Corn is a member of the plant family of grasses. Each kernel of corn has a highly nutritious outer layer, called pericarp. This is fused with the seed coat, typical of grasses. Although most corn has yellow kernels, they may also be black, bluish-gray, purple, green, red or white.
A corn kernel is made up of four major components: starch, fiber, protein and oil. Corn can be processed in different ways to tap into these components and used them in all kinds of products. There are two basic methods employed in processing corn kernels. They are known as “dry milling” and “wet milling.”
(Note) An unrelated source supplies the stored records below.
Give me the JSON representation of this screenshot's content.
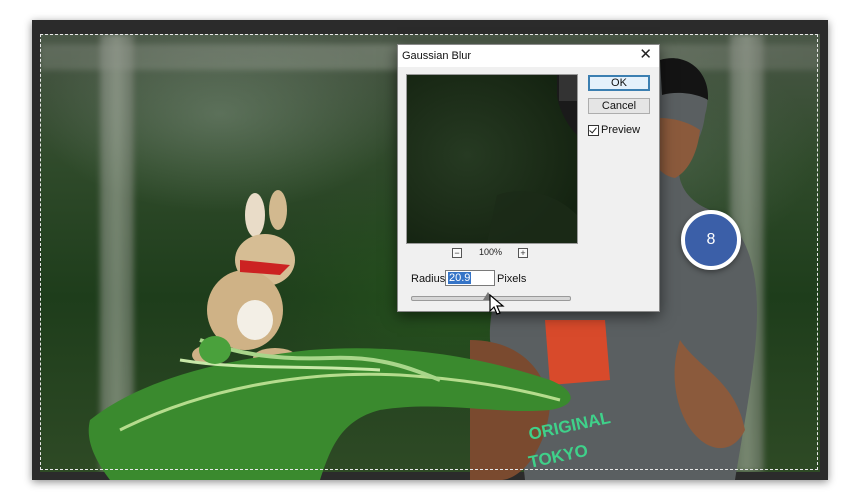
{
  "dialog": {
    "title": "Gaussian Blur",
    "close_glyph": "✕",
    "ok_label": "OK",
    "cancel_label": "Cancel",
    "preview_label": "Preview",
    "preview_checked": true,
    "zoom_out_glyph": "−",
    "zoom_in_glyph": "+",
    "zoom_level": "100%",
    "radius_label": "Radius:",
    "radius_value": "20.9",
    "units_label": "Pixels",
    "slider_fraction": 0.49
  },
  "shirt_text": {
    "line1": "ORIGINAL",
    "line2": "TOKYO"
  },
  "step_badge": {
    "number": "8",
    "color": "#3b5fa8"
  },
  "icons": {
    "close": "close-icon",
    "zoom_out": "zoom-out-icon",
    "zoom_in": "zoom-in-icon",
    "cursor": "mouse-pointer-icon"
  }
}
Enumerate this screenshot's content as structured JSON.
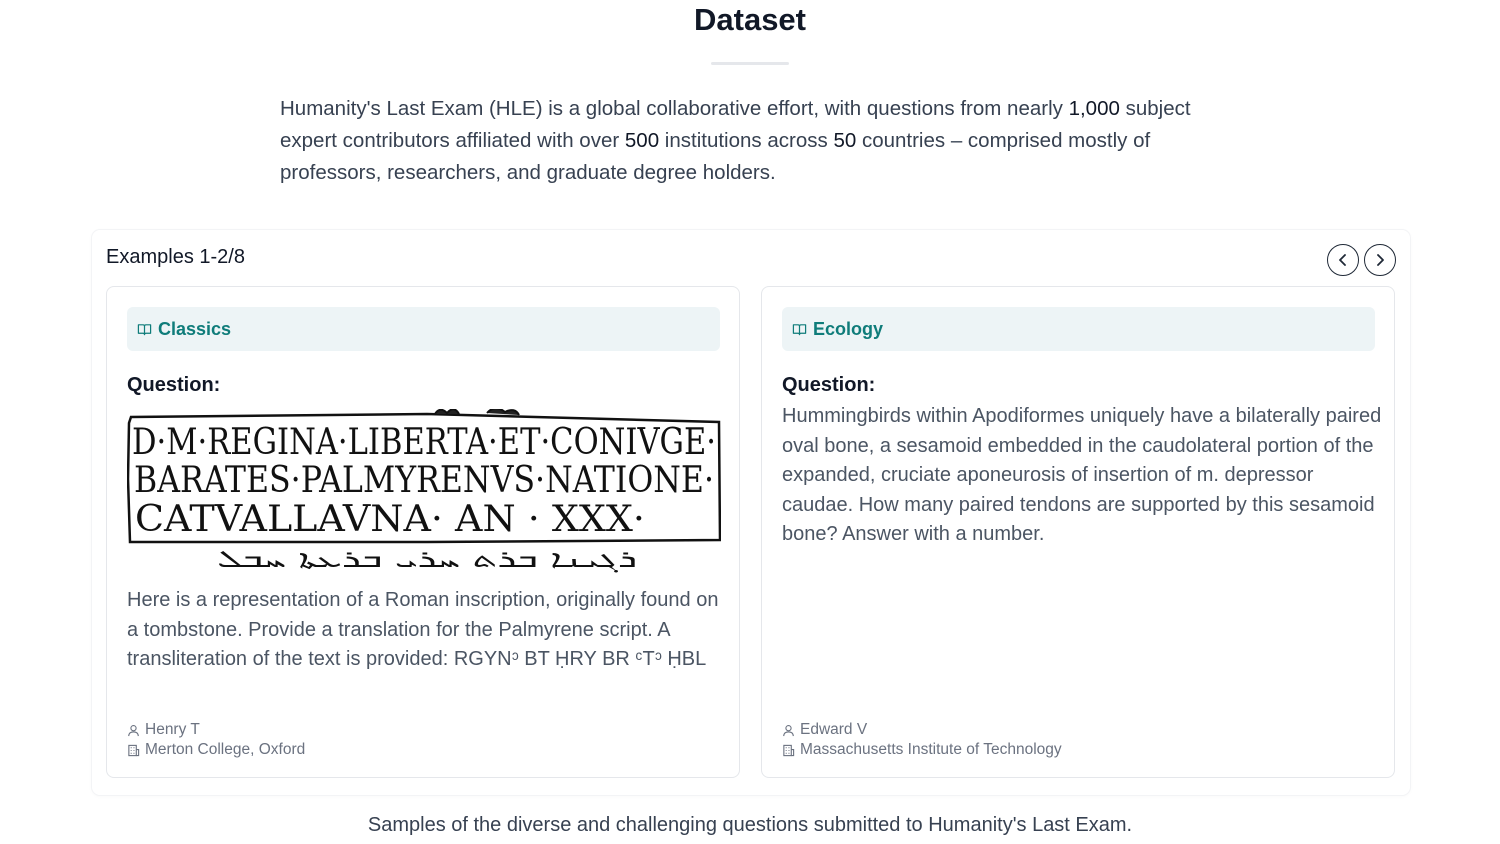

In dry milling, corn is separated into flour, corn meal, grits and other products by soaking corn kernels in water, then removing the germ for processing into oil. The remaining parts of the kernel are ground and sieved into various fractions. When ground, corn yields more flour with much less bran than wheat does.
Wet milling is the process by which corn is separated into starch (syrup, ethanol, cornstarch), germ (oil), and fiber and gluten (animal feed) by soaking corn kernels in water before separating them by grinding and centrifuge. In addition, refiners produce starches, sweeteners and ethanol – all made from the starch portion of the corn.
Cornstarch, which is derived from the endosperm of the corn kernel, is a mainstay of the corn refining industry. It has a wide range of industrial and food applications. Over 90 percent of the starch Americans use is produced from corn. Corn sweeteners supply more than 56 percent of the U.S. nutritive sweetener market.
All in all, one little kernel of corn does an awful lot of work. No wonder corn leads all other crops in value and volume of production.
© 2010 National Corn Growers Association Visit www.ncga.com for more details and updates on the corn industry.